Like Warren Buffett, we can learn from Charlie Munger
Investing is a subject in which there is no end to learning. Each additional piece of knowledge accumulates and compounds, and over time makes the investor more effective.
If ever there was an investor that came close to knowing it all, Warren Buffett is it. He’s been doing it a long time, picking up his first stocks at 11 years old. Even before his time at Berkshire Hathaway, he was running an extremely successful partnership with his close friends and family. After that, he never worked for anyone else.
Buffett was introduced to Charlie Munger in 1959. The two got along with each other immediately.
Munger is now Buffett’s right-hand man, and has been since 1978, when he left his own investment practice to join Berkshire Hathaway.

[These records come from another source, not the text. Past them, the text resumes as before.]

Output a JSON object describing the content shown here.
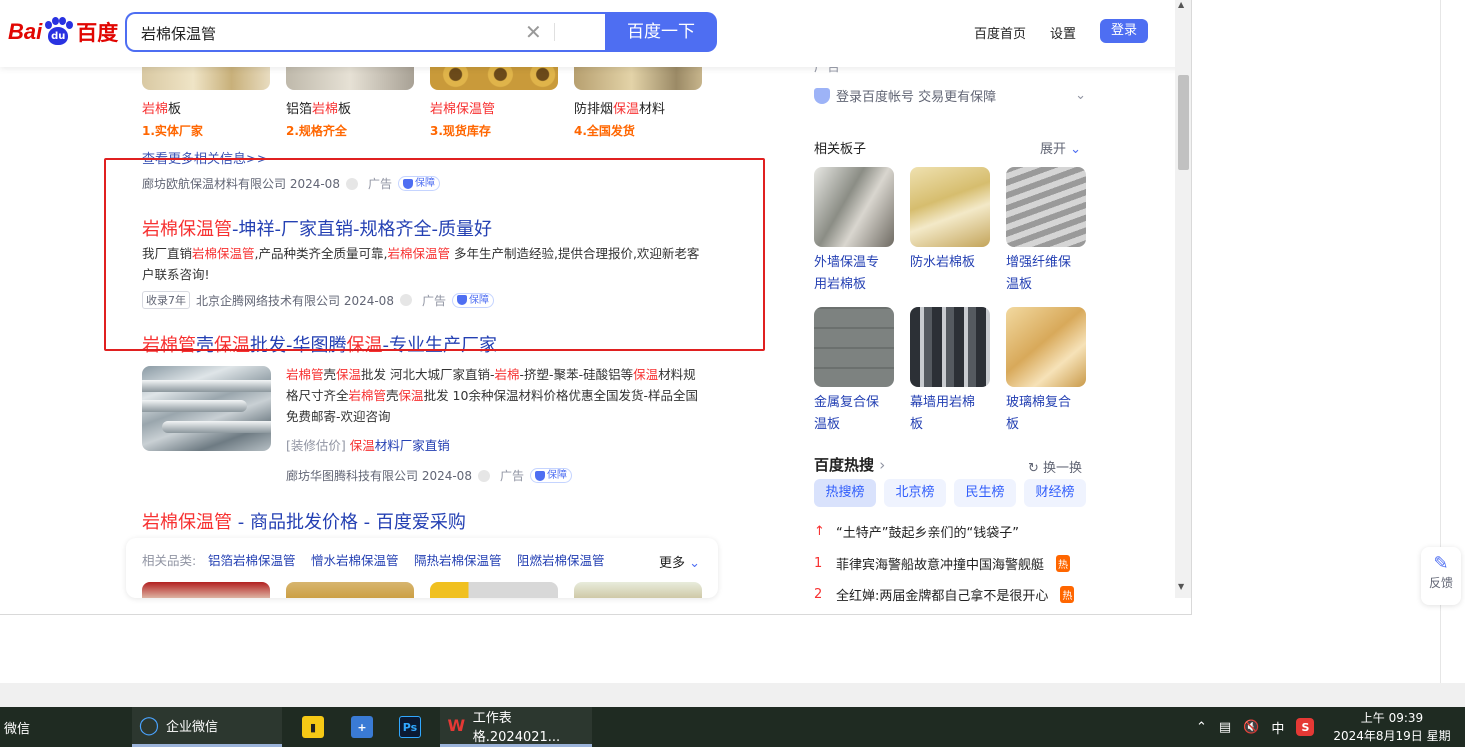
{
  "header": {
    "logo_bai": "Bai",
    "logo_du": "du",
    "logo_cn": "百度",
    "query": "岩棉保温管",
    "search_button": "百度一下",
    "home_link": "百度首页",
    "settings_link": "设置",
    "login_button": "登录"
  },
  "products": [
    {
      "pre": "",
      "hl": "岩棉",
      "post": "板",
      "tag": "1.实体厂家"
    },
    {
      "pre": "铝箔",
      "hl": "岩棉",
      "post": "板",
      "tag": "2.规格齐全"
    },
    {
      "pre": "",
      "hl": "岩棉保温管",
      "post": "",
      "tag": "3.现货库存"
    },
    {
      "pre": "防排烟",
      "hl": "保温",
      "post": "材料",
      "tag": "4.全国发货"
    }
  ],
  "more_info": "查看更多相关信息>>",
  "ad1": {
    "company": "廊坊欧航保温材料有限公司 2024-08",
    "ad_label": "广告",
    "guarantee": "保障"
  },
  "result1": {
    "title_hl": "岩棉保温管",
    "title_rest": "-坤祥-厂家直销-规格齐全-质量好",
    "desc_a": "我厂直销",
    "desc_hl1": "岩棉保温管",
    "desc_b": ",产品种类齐全质量可靠,",
    "desc_hl2": "岩棉保温管",
    "desc_c": " 多年生产制造经验,提供合理报价,欢迎新老客户联系咨询!",
    "tag": "收录7年",
    "company": "北京企腾网络技术有限公司 2024-08",
    "ad_label": "广告",
    "guarantee": "保障"
  },
  "result2": {
    "t1": "岩棉管",
    "t2": "壳",
    "t3": "保温",
    "t4": "批发-华图腾",
    "t5": "保温",
    "t6": "-专业生产厂家",
    "d1": "岩棉管",
    "d2": "壳",
    "d3": "保温",
    "d4": "批发 河北大城厂家直销-",
    "d5": "岩棉",
    "d6": "-挤塑-聚苯-硅酸铝等",
    "d7": "保温",
    "d8": "材料规格尺寸齐全",
    "d9": "岩棉管",
    "d10": "壳",
    "d11": "保温",
    "d12": "批发 10余种保温材料价格优惠全国发货-样品全国免费邮寄-欢迎咨询",
    "sub_gray": "[装修估价]",
    "sub_hl": "保温",
    "sub_rest": "材料厂家直销",
    "company": "廊坊华图腾科技有限公司 2024-08",
    "ad_label": "广告",
    "guarantee": "保障"
  },
  "result3": {
    "title_hl": "岩棉保温管",
    "title_rest": " - 商品批发价格 - 百度爱采购"
  },
  "related": {
    "label": "相关品类:",
    "links": [
      "铝箔岩棉保温管",
      "憎水岩棉保温管",
      "隔热岩棉保温管",
      "阻燃岩棉保温管"
    ],
    "more": "更多"
  },
  "sidebar": {
    "ad_small": "广告",
    "account_link": "登录百度帐号 交易更有保障",
    "boards_title": "相关板子",
    "expand": "展开",
    "boards": [
      {
        "l1": "外墙保温专",
        "l2": "用岩棉板"
      },
      {
        "l1": "防水岩棉板",
        "l2": ""
      },
      {
        "l1": "增强纤维保",
        "l2": "温板"
      },
      {
        "l1": "金属复合保",
        "l2": "温板"
      },
      {
        "l1": "幕墙用岩棉",
        "l2": "板"
      },
      {
        "l1": "玻璃棉复合",
        "l2": "板"
      }
    ],
    "hot_title": "百度热搜",
    "refresh": "换一换",
    "hot_tabs": [
      "热搜榜",
      "北京榜",
      "民生榜",
      "财经榜"
    ],
    "hot_items": [
      {
        "rank": "↑",
        "text": "“土特产”鼓起乡亲们的“钱袋子”",
        "badge": ""
      },
      {
        "rank": "1",
        "text": "菲律宾海警船故意冲撞中国海警舰艇",
        "badge": "热"
      },
      {
        "rank": "2",
        "text": "全红婵:两届金牌都自己拿不是很开心",
        "badge": "热"
      }
    ]
  },
  "feedback": "反馈",
  "taskbar": {
    "wechat": "微信",
    "wework": "企业微信",
    "wps": "工作表格.2024021...",
    "ime": "中",
    "time": "上午 09:39",
    "date": "2024年8月19日 星期一"
  },
  "colors": {
    "accent": "#4e6ef2",
    "highlight": "#f73131",
    "link": "#2440b3",
    "annotation": "#e02020"
  }
}
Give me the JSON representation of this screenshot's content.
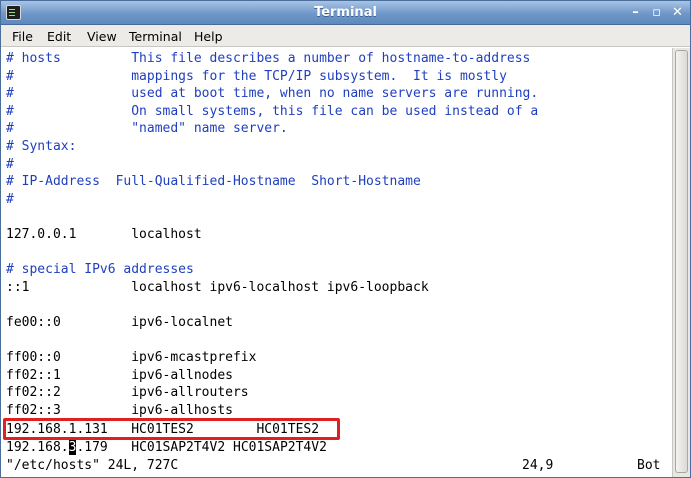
{
  "window": {
    "title": "Terminal",
    "controls": {
      "minimize": "–",
      "maximize": "▫",
      "close": "✕"
    }
  },
  "menu": {
    "items": [
      "File",
      "Edit",
      "View",
      "Terminal",
      "Help"
    ]
  },
  "terminal": {
    "lines": [
      {
        "text": "# hosts         This file describes a number of hostname-to-address",
        "style": "comment"
      },
      {
        "text": "#               mappings for the TCP/IP subsystem.  It is mostly",
        "style": "comment"
      },
      {
        "text": "#               used at boot time, when no name servers are running.",
        "style": "comment"
      },
      {
        "text": "#               On small systems, this file can be used instead of a",
        "style": "comment"
      },
      {
        "text": "#               \"named\" name server.",
        "style": "comment"
      },
      {
        "text": "# Syntax:",
        "style": "comment"
      },
      {
        "text": "#",
        "style": "comment"
      },
      {
        "text": "# IP-Address  Full-Qualified-Hostname  Short-Hostname",
        "style": "comment"
      },
      {
        "text": "#",
        "style": "comment"
      },
      {
        "text": "",
        "style": "normal"
      },
      {
        "text": "127.0.0.1       localhost",
        "style": "normal"
      },
      {
        "text": "",
        "style": "normal"
      },
      {
        "text": "# special IPv6 addresses",
        "style": "comment"
      },
      {
        "text": "::1             localhost ipv6-localhost ipv6-loopback",
        "style": "normal"
      },
      {
        "text": "",
        "style": "normal"
      },
      {
        "text": "fe00::0         ipv6-localnet",
        "style": "normal"
      },
      {
        "text": "",
        "style": "normal"
      },
      {
        "text": "ff00::0         ipv6-mcastprefix",
        "style": "normal"
      },
      {
        "text": "ff02::1         ipv6-allnodes",
        "style": "normal"
      },
      {
        "text": "ff02::2         ipv6-allrouters",
        "style": "normal"
      },
      {
        "text": "ff02::3         ipv6-allhosts",
        "style": "normal"
      },
      {
        "text": "192.168.1.131   HC01TES2        HC01TES2",
        "style": "normal"
      },
      {
        "text": "192.168.",
        "cursor": "3",
        "rest": ".179   HC01SAP2T4V2 HC01SAP2T4V2",
        "style": "cursorline"
      }
    ],
    "status": {
      "file": "\"/etc/hosts\" 24L, 727C",
      "position": "24,9",
      "scroll": "Bot"
    }
  },
  "colors": {
    "comment": "#1f3fbf",
    "titlebar": "#6f97c8",
    "highlight": "#e02020"
  }
}
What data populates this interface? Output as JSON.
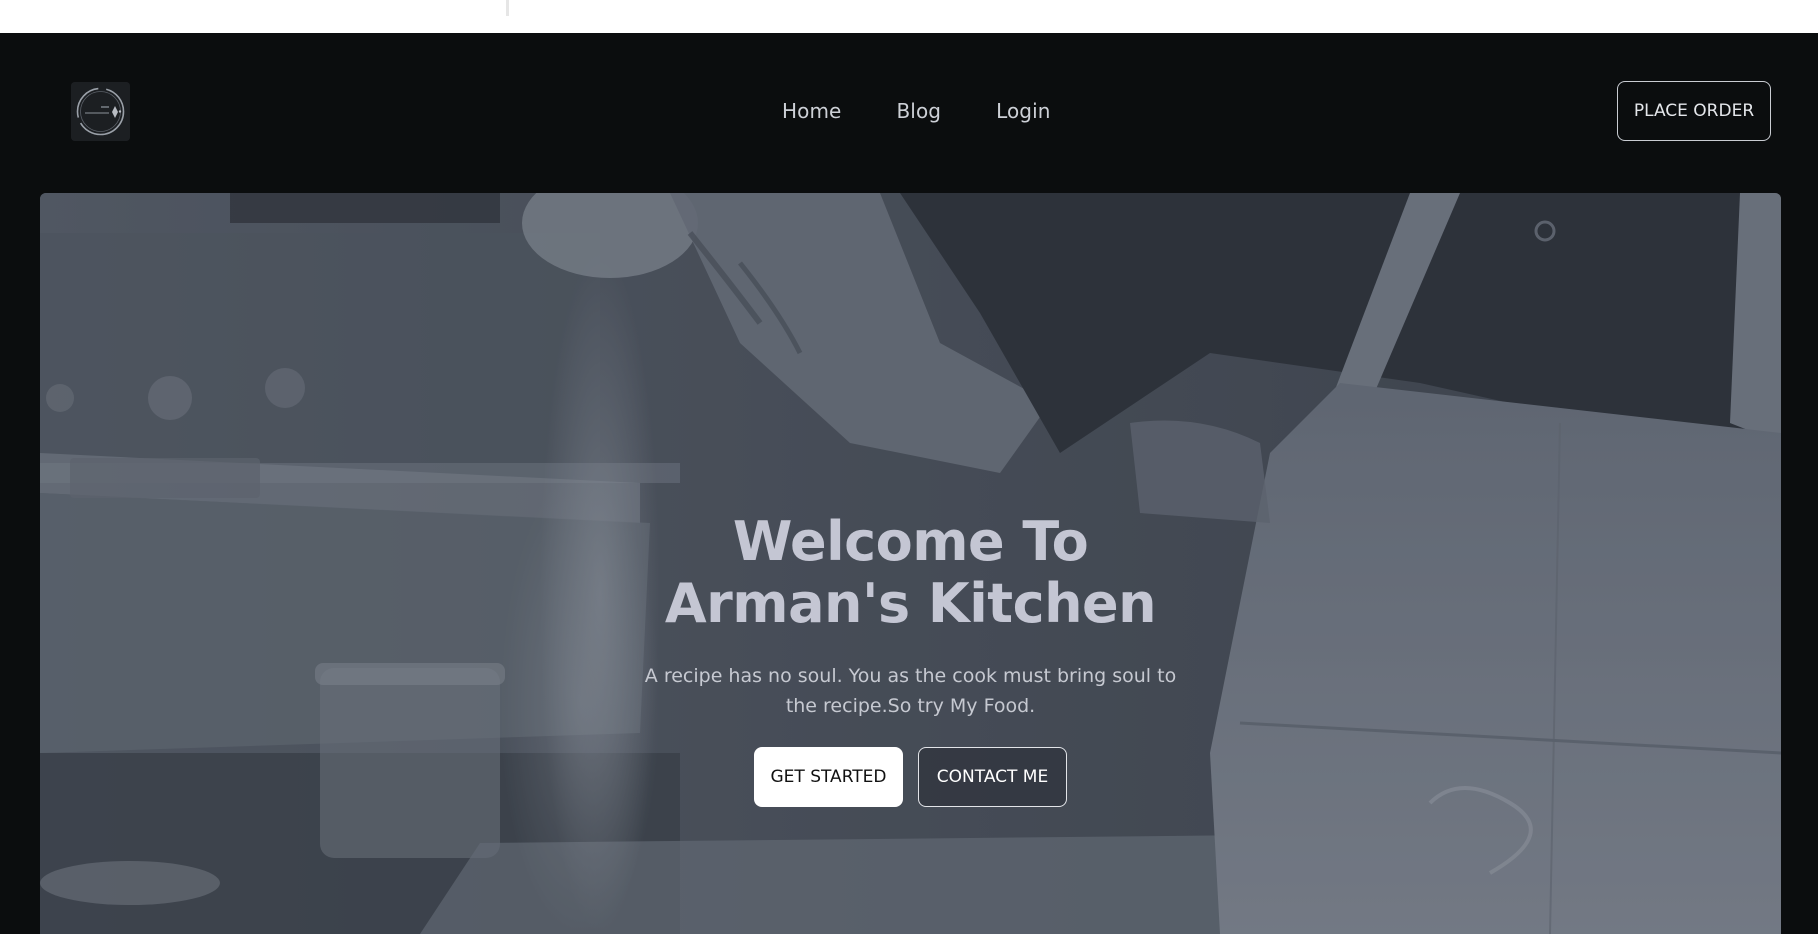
{
  "nav": {
    "logo_icon": "kitchen-logo-icon",
    "links": [
      {
        "label": "Home"
      },
      {
        "label": "Blog"
      },
      {
        "label": "Login"
      }
    ],
    "order_button": "PLACE ORDER"
  },
  "hero": {
    "background": "chef-sprinkling-flour-photo",
    "title_line1": "Welcome To",
    "title_line2": "Arman's Kitchen",
    "subtitle": "A recipe has no soul. You as the cook must bring soul to the recipe.So try My Food.",
    "primary_button": "GET STARTED",
    "secondary_button": "CONTACT ME"
  },
  "colors": {
    "page_background": "#0b0d0e",
    "hero_tint": "#4c535d",
    "title_text": "#c4c6d3",
    "primary_button_bg": "#ffffff"
  }
}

Over the past 60 years in which they have been friends and business partners, it’s clear they have both influenced each other. Let’s take a look at how Munger has shaped Buffett’s investing style over this time, and what we can learn from him.
Psychology of economics
Back in the 1990s, Munger gave a string of speeches about the intersection of economics and psychology. He feels that human psychology could be just as important as economic factors when it comes to investing.
It may be why Buffett has said that “every time I’m with Charlie, I get some new slant on an idea that causes me to rethink certain things.”
Here, Munger’s investment style seems to be almost contrarian. In understanding where economics and psychology meet, he is able to take a step back when the market is over-reacting to a piece of news, and take an educated guess at how the market may change due to the human element.
Like Buffett, Munger seeks simplicity in the companies he invests in. If he doesn’t understand a business, he won’t buy it. He has said that at Berkshire Hathaway, they have “three baskets for investing: yes, no, and too tough to understand.”
Similarly, he believes that “excessive diversification is madness.” In his view, an investor will get better rewards if they truly understand their investments.
With new technology constantly emerging, and alternative investments like Bitcoin, it is as important as ever for an investor to understand what they are buying.
At 95 years old, Charlie Munger is one of the more seasoned investors. One of my favourite quotes of his is that “the big money is not in the buying or selling, but in the waiting.”
Being a long-term investor is at the crux of his and Berkshire Hathaway’s success. Over time, compound interest from reinvested dividends and stock price growth is a powerful force.
Berkshire Hathaway has owned some stock longer than many millenials. For example, it began buying shares in Coca-Cola in 1988. The company has added to its holding over the years, making it one of its largest holdings.
Charlie Munger is one of the great minds in the investing world. By keeping things simple, thinking of pyschology behind the economics, and holding, we could hope to emulate some of his success.
T Sligo has no position in any of the shares mentioned. The Motley Fool UK owns shares of and has recommended Berkshire Hathaway (B shares) and recommends the following options: long January 2021 $200 calls on Berkshire Hathaway (B shares), short January 2021 $200 puts on Berkshire Hathaway (B shares), and short January 2020 $220 calls on Berkshire Hathaway (B shares). Views expressed on the companies mentioned in this article are those of the writer and therefore may differ from the official recommendations we make in our subscription services such as Share Advisor, Hidden Winners and Pro. Here at The Motley Fool we believe that considering a diverse range of insights makes us better investors.
Motley Fool UK 2019